Dartmoor – unexpected industry

The short walks available on Dartmoor are innumerable, but some are out of the ordinary, and one such was a walk to unexpected industry on the high moor.

Setting off from a car park by the Pump House, east of Merryvale, we walked south over the moor to the isolated Yellowmeade Farm.  To the east rises North Hessary Tor, with its tall television mast – beyond the hill is the dark grey, elegantly ugly prison, and the village that has grown around it, Princetown, and this unseen place shaped what we were about to come across.

Ahead, beyond the farm, was a sudden spur jutting over the valley, flat-topped and man-made, and around it a complex of shattered granite-built buildings.  This was a lost quarry village, from when the hillsides were blasted out for stone to build the Dartmoor Prison, and Princetown.

The lake in the quarry

Turning aside from the path, we passed through a gap in cliffs and suddenly an unexpected site – a tranquil lake, lying where there had been a quarry, hemmed in all about by sheer cliffs, but cliffs made by dynamite and pick-axe.  It is always a wonder to think how huge blocks of the unyielding stone of the moor could be hauled away, but over such broken and precipitous ground it is all the more so.  We had walked, we realised, much of the way on an old tramway, the sleepers still forming the path, but the tramway is to one side and somehow the quarried boulders (go and have a look at Merryvale Quarry by the road to see how big they are) were hauled out time after time to create this new valley.
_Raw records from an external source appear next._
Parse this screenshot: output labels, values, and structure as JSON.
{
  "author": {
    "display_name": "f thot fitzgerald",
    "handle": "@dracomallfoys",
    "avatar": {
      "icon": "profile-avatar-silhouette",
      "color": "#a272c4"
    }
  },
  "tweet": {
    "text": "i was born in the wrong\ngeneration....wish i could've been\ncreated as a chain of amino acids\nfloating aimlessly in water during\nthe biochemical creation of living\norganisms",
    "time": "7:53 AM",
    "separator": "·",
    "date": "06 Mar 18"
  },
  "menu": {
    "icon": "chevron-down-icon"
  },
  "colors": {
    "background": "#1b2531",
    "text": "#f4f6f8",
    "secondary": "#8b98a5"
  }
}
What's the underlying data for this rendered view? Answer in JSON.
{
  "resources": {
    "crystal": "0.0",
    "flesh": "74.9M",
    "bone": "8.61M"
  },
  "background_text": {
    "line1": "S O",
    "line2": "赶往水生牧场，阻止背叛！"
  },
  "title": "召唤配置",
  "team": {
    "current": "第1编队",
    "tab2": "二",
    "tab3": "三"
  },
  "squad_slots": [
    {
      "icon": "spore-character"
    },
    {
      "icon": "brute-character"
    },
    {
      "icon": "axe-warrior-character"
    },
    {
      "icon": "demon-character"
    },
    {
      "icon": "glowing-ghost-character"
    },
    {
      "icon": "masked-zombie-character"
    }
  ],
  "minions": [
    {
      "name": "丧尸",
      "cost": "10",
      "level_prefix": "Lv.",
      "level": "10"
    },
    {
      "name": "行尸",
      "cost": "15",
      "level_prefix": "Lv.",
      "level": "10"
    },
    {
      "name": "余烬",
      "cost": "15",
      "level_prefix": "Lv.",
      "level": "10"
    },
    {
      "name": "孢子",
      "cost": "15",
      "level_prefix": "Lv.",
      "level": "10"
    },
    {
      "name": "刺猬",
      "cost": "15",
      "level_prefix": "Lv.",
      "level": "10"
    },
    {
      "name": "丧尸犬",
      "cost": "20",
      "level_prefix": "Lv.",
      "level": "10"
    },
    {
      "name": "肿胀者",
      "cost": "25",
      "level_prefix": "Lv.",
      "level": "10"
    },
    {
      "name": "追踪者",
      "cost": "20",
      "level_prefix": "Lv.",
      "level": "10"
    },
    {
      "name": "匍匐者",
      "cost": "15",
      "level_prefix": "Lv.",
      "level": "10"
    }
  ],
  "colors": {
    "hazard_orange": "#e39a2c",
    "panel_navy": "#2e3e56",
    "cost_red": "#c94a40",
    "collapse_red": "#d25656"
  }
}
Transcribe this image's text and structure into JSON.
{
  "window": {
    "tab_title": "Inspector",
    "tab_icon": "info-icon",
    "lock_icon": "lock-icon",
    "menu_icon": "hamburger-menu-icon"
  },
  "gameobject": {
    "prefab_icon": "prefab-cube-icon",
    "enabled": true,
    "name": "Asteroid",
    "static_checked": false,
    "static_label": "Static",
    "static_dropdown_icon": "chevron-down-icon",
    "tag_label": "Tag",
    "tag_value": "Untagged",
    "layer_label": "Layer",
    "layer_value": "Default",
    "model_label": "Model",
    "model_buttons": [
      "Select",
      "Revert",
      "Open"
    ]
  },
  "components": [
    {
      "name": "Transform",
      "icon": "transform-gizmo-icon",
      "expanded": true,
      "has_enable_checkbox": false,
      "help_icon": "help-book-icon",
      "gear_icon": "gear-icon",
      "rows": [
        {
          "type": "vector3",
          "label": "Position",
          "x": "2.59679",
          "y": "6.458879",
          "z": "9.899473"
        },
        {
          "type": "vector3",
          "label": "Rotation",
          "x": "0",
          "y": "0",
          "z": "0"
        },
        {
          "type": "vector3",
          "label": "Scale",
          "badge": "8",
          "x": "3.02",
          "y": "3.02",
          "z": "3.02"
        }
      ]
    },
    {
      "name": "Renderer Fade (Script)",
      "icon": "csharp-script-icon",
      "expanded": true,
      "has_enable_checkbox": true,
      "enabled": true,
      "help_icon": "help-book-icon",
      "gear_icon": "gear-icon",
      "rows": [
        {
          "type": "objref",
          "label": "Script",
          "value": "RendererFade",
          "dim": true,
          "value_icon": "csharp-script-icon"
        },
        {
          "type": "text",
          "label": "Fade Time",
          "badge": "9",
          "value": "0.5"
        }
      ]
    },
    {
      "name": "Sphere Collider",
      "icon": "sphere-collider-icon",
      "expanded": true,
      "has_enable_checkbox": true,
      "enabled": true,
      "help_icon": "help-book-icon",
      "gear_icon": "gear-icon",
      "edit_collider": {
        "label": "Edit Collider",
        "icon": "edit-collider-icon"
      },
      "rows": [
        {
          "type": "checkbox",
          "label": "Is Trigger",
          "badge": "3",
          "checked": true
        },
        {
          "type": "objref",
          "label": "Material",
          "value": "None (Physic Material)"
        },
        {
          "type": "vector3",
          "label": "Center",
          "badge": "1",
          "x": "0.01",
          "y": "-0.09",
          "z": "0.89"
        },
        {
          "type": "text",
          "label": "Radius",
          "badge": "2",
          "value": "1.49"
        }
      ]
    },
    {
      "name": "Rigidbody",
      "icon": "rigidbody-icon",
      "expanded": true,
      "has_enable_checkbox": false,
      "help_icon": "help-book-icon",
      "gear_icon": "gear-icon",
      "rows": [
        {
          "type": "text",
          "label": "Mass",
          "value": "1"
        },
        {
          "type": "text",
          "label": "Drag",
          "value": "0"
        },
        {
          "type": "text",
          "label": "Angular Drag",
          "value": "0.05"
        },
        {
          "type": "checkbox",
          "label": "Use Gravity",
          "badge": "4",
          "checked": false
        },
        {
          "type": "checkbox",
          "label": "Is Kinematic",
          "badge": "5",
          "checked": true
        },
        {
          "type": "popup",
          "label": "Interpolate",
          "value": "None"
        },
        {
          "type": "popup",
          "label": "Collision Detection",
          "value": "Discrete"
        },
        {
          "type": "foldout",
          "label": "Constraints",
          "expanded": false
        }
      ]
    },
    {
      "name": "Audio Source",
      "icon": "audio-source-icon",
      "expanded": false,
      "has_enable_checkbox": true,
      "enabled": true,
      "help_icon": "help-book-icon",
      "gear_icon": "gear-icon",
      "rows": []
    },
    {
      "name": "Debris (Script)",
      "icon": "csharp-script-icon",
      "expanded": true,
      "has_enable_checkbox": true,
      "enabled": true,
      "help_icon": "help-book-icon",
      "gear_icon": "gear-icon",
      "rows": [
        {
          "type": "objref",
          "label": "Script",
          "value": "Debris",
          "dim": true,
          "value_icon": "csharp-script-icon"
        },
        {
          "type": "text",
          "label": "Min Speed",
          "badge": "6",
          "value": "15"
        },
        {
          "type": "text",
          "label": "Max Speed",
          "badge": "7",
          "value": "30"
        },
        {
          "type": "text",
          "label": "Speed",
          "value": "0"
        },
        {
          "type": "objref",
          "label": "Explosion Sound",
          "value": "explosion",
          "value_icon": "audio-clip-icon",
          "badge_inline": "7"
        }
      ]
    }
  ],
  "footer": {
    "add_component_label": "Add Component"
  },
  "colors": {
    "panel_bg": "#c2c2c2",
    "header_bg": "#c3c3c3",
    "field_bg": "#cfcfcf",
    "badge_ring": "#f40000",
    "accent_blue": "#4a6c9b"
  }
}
Passing round and out of the lost village, the track reaches a cross-track to King’s Tor, and this we took, crossing as we did so the embankment of the old Dartmoor Railway – an industrial railway which once crossed the moor to Princetown.

We then compassed round the side of the hill, coming to a stop at another powder-blasted cliff face and a sheer drop too far to contemplate – and yes I was about to creep around, but I did not want the children to risk it, so we went up and round (and of course  darted to the closest summit on the way and down again).

Lower down, the best path is that of the railway, which curves around King’s Tor.  The views here are to the west, to Vixen Tor nearby, the green valley of the River Walkham and Sampford Spiney beyond.  Here too are tumbled ruins of quarry buildings, and strangest of all a stack of huge granite pieces, all dressed and carved and abandoned by the track.  They are supporting quoins carved for the Victorian London Bridge, but rejected as they were just too small.

Quoins for London Bridge

The railway leads north and all round the hill: the main summit known as ‘King’s Tor’ is in this part (not as high as the southern top of the hill as it happens) and can be climbed on the way back.  Then path leads back to the first quarry and its shattered village.

The back the way we came to the farm and the car park.

It is a modest walk of a few miles.  The moor seems bleak and empty, but then to come across this unexpected industry, though I cannot call it beautiful, is as if to find a whole new moor and a glance back in time to when this part of Dartmoor was abuzz with work.  Here they won the stone to built HMP Dartmoor, and Princetown, and London Bridge, and Nelson’s Column.  Yes – the noble captain stands atop a stack of King’s Tor Granite.

There is a visitor’s centre over the hill in Princetown which tells of the nature and mysterious prehistoric remains of the moor.  Industry though is all part of the story.


  • Ordnance Survey Explorer Series, [amazon_textlink asin=’B004BW5AM6′ text=’Map OL28: Dartmoor’ template=’ProductLink’ store=’agbwildthing-21′ marketplace=’UK’ link_id=’728917e0-51ce-11e8-803f-f12abed5a5dc’]

The route: map